Bank of New Zealand economist Paul Conway left a top job at the Productivity Commission frustrated and tired of the same conversations about this country's poor economic performance "going round and round, year after year".
And despite New Zealand now having the perfect opportunity to reform economic policies so performance and wages are lifted, he fears nothing much will change.
A crisis, says Conway, is always a good opportunity for reform so he is offering nine policy change suggestions.
They include reforming immigration policy to capture the highly skilled people banging on our door right now to escape Covid-19, muscling up returns from our science and innovation systems, reforming tax to encourage productive investment, and lifting competition in the service sector and productivity in the public service.
"We are in triage at the moment and all hands are [busy] getting the bug back in the box. But the time should come, and reasonably soon, when we start to have national conversations around a reform agenda to transform our economy from one working harder to one working smarter."
Conway says New Zealand has a "tricky little economy" which is not well understood because not enough economic research is done - by both the public and private sectors.
And when research does offer insights, there's a translation problem working those insights into the policy setting process, he says.
"Economic researchers and policy people speak a different language and not many span both worlds.
"I have really admired the work of the public sector in response to Covid. It's been decisive and [shown] great leadership and I think we have to take that approach and apply it to lifting New Zealand's economic performance.
"My fear is we just go back to normal - and normal didn't deliver."
Conway says the fundamental reason for the weak economic performance is that "we are a small developed economy a long way from large global markets".
"The impacts of that percolate through our economy in ways unique to New Zealand, and are not particularly well understood."
He believes greater use of digital tools and technology will help New Zealand push back against the forces that have kept productivity and wages low.
"It expands markets and makes it easier for small firms to connect internationally. We are already down this path - we have fast broadband and we did a crash course in using digital tools in lockdowns.
"It's about embedding and growing the use of digital technology into the economy. That's the overarching aspect to my policy prescription," says Conway, who was director of research and analysis at the Productivity Commission for nine years before joining BNZ.
"I did reach a certain level of frustration coming out of the commission and the public sector. I was tired of the same conversations going round and round, year after year."
Conway says New Zealand needs to start talking about what are the future growth areas in the economy.
"What will set us up a thriving, productive, high wage economy? Is it digital services, is it agritech? There are plenty of options. It's not about picking winners. It's about focusing on where we have demonstrable strengths, comparative advantages and strong visibility internationally."
Conway's prescription for better economic health:
"This should not be a volume-driven business. Our local integrity is sky-high and we should leverage off that to attract extremely high skills. This whole space needs to be reviewed. We could attract the cream of the crop right now."
Improve the matching of skills to jobs

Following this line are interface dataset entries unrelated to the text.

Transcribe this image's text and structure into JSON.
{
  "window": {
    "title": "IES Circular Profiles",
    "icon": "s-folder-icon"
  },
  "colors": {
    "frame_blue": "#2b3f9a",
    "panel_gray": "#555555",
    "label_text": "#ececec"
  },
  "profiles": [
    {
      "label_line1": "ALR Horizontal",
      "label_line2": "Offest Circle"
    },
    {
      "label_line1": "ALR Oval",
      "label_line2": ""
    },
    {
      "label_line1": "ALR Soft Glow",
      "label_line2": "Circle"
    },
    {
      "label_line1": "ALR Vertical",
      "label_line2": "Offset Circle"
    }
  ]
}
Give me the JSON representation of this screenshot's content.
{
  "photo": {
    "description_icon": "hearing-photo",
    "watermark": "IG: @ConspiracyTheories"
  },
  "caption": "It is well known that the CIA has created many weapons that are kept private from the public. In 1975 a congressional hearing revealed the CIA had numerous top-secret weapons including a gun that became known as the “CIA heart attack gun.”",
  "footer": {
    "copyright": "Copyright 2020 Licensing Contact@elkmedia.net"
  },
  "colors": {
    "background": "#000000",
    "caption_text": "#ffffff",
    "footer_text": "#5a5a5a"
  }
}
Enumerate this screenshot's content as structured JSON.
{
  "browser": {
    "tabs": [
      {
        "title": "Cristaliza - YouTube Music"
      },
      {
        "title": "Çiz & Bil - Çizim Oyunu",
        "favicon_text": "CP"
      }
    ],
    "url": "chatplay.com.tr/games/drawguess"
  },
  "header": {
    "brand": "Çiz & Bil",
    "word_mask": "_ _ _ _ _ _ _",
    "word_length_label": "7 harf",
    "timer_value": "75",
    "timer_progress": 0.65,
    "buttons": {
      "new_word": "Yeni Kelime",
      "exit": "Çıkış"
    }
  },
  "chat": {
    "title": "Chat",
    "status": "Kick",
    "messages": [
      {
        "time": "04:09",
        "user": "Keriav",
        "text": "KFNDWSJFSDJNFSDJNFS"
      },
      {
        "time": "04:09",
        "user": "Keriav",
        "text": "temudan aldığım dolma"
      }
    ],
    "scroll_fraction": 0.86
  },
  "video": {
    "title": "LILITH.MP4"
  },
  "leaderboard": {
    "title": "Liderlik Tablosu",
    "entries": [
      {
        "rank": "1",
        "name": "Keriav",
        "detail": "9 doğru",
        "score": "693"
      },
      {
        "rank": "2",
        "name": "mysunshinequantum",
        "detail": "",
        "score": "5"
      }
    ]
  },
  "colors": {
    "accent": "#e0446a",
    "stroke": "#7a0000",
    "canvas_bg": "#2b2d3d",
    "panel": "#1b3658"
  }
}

"Our education and skills system needs to get more effective at giving New Zealanders more relevant skills. There needs to be more flexibility and better responsiveness. If we are not equipped with the right skills for the digital transformation, instead of being a huge opportunity, it will lead to more inequality."
Strengthen the economic return from science and innovation
"What is the overarching purpose of our science system? How does it contribute to our economic development? You'd be hard pressed to find anybody who could answer those questions. We need a better focus on thematic research platforms. Our innovation spend is notoriously weak.
"This is another area where the public sectors are weak. Policy monitoring and evaluation is not strong in the innovation space. We could improve collaboration between the research institutes and business to convert knowledge.
"Who is scanning international developments in industries relevant to New Zealand?"
Improve tax system to encourage productive investment
"This whole area could benefit from some applied economic research instead of just 'what do you reckon?'. The tax system could be doing more to improve our economic performance."
Fix the housing market
"Our housing market has been a source of increased inequality and reduced wellbeing for many years. Lifting productivity in the construction sector would also help. Not just for the public sector but in the industry itself - improved governance and management practices within companies."
Improve the provision and functioning of infrastructure
"We need a well-understood pipeline, a clear framework for using third party capital. We need to have a good think about pricing and funding models that actually reflect the cost and use of infrastructure and the impact it's having."
"Especially in the services sector, which is a huge and growing part of our economy - 70 80 per cent of employment is in services. The sector has some high performance parts but distribution and networks and the person-centred service industries tend to have lower productivity. Improve information disclosure."
"Given the small size of most firms it has an important role in solving common problems and issues."
Lift public sector productivity
"There's heaps of room for improving this. Government activities are a huge share of our economy but lifting productivity has never been a priority for officials ... many organisations are effectively immortal and not typically subject to market disciplines so pressure to improve performance can be lacking."